The "expansion" of pharmacy roles makes it "logical" to increase the number of placements, and a higher proportion should involve time in a GP practice, BPSA president Lottie Bain told C+D on Wednesday (August 5).
Ms Bain made the comments in response to a report by independent body the Primary Care Workforce Commission last month (July 22), which called for an increase in the number of pre-registration placements "to meet the enhanced role of pharmacists". These placements should include experience in hospitals and general practice, as well as in community pharmacies, the commission said.
Ms Bain said the BPSA is "already advocating" an increase in the number of "split" pre-reg placements, which take place in "two or even three" sites. "These have a huge number of benefits, including exposure to a variety of settings [and] a better understanding of how care can be be integrated across these settings," she said.
"Split" placements would allow students to spend six months in GP surgeries, which could prove beneficial considering "there may be barriers to trainees spending a full 12 months at the site", she said.

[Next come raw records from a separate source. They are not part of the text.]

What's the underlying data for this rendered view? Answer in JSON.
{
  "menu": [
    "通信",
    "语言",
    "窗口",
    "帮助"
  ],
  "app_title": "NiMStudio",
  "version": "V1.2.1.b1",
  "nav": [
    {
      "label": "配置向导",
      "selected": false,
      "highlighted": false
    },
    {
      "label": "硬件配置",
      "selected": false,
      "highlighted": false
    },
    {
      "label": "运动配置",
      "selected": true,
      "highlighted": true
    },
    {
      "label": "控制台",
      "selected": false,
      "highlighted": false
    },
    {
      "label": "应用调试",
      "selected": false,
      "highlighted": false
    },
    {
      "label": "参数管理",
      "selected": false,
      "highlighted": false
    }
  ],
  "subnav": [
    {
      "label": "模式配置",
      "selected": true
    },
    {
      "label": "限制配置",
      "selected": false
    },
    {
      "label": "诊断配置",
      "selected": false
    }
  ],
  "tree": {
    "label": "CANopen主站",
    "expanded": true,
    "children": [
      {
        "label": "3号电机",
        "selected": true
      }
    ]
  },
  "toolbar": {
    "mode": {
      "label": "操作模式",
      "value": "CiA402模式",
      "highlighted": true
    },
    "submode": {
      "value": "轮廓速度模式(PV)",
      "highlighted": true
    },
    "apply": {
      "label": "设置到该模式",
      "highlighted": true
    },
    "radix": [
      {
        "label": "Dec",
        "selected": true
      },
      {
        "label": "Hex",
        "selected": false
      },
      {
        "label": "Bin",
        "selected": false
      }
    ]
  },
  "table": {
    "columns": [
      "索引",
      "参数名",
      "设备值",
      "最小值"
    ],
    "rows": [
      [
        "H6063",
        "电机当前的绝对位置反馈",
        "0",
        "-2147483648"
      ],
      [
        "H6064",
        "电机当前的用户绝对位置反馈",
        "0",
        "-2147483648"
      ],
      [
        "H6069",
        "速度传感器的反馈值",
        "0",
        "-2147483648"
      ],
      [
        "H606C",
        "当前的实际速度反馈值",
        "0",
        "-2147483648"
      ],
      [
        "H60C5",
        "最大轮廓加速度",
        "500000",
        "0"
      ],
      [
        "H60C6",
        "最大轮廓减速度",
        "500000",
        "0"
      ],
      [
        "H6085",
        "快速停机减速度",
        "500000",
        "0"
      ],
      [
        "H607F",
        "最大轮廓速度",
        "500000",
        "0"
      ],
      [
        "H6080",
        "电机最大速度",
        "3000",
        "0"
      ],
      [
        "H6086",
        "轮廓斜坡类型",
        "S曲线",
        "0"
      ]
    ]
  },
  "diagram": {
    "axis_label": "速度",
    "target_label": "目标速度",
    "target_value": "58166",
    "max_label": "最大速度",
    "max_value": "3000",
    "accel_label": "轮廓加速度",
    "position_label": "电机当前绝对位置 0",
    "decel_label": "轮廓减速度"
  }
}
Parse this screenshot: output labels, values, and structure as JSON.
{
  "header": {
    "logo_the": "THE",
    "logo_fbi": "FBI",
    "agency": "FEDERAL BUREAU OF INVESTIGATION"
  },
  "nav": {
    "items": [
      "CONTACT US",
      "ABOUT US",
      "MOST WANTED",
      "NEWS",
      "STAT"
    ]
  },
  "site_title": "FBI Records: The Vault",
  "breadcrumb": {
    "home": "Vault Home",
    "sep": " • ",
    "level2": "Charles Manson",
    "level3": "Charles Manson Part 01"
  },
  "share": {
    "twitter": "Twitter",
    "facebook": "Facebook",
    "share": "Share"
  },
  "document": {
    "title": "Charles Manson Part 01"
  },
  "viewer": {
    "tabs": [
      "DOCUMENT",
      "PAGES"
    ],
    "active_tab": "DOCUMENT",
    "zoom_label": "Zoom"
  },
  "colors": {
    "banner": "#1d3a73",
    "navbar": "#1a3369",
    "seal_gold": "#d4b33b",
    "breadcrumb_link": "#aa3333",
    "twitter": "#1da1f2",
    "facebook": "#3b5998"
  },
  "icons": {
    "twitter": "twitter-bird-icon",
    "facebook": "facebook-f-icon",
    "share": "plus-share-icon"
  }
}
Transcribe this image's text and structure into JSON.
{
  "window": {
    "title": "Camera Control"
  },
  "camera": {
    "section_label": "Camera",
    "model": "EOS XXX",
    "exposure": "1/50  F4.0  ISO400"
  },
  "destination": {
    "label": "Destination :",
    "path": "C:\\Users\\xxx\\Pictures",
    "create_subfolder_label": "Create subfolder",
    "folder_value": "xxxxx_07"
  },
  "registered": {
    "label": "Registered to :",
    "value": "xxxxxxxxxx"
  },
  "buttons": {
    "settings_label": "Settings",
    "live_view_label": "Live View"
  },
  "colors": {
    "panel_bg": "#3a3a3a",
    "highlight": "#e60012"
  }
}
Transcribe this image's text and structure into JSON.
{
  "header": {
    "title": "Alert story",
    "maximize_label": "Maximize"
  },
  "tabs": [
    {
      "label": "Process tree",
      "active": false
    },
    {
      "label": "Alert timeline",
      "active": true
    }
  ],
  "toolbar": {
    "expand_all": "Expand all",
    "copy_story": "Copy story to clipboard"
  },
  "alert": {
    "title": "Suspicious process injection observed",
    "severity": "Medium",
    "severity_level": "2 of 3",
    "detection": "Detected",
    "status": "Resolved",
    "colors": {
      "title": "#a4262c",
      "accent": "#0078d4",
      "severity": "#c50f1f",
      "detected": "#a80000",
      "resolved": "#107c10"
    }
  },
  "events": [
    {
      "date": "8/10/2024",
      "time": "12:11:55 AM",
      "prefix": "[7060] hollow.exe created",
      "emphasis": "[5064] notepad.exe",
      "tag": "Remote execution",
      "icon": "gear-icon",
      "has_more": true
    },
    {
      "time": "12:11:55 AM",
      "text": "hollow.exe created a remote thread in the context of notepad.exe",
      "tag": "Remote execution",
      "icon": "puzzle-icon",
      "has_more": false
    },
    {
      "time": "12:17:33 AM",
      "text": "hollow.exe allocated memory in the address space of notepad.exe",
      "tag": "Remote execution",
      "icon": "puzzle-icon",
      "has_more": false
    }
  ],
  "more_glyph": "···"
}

Ms Bain also voiced support for more placements in industrial and academic settings, which could "help produce a pharmacy workforce with a greater focus on research".
The "vast majority" of existing pre-reg placements are restricted to either the community or hospital sectors, and placements in general practice are "very rare", Ms Bain stressed. "There must be more placements available in primary care settings if we expect increasing numbers of pharmacists to work in this area in future," she added.
In the Primary Care Workforce Commission report – designed to highlight innovative models of primary care – it called for a “greater involvement of clinical pharmacists” in managing patients with long-term conditions and those in care homes. Greater use should also be made of community pharmacists to manage minor ailments, with "agreed protocols for treatment and referral between local pharmacist and GP organisations", it added.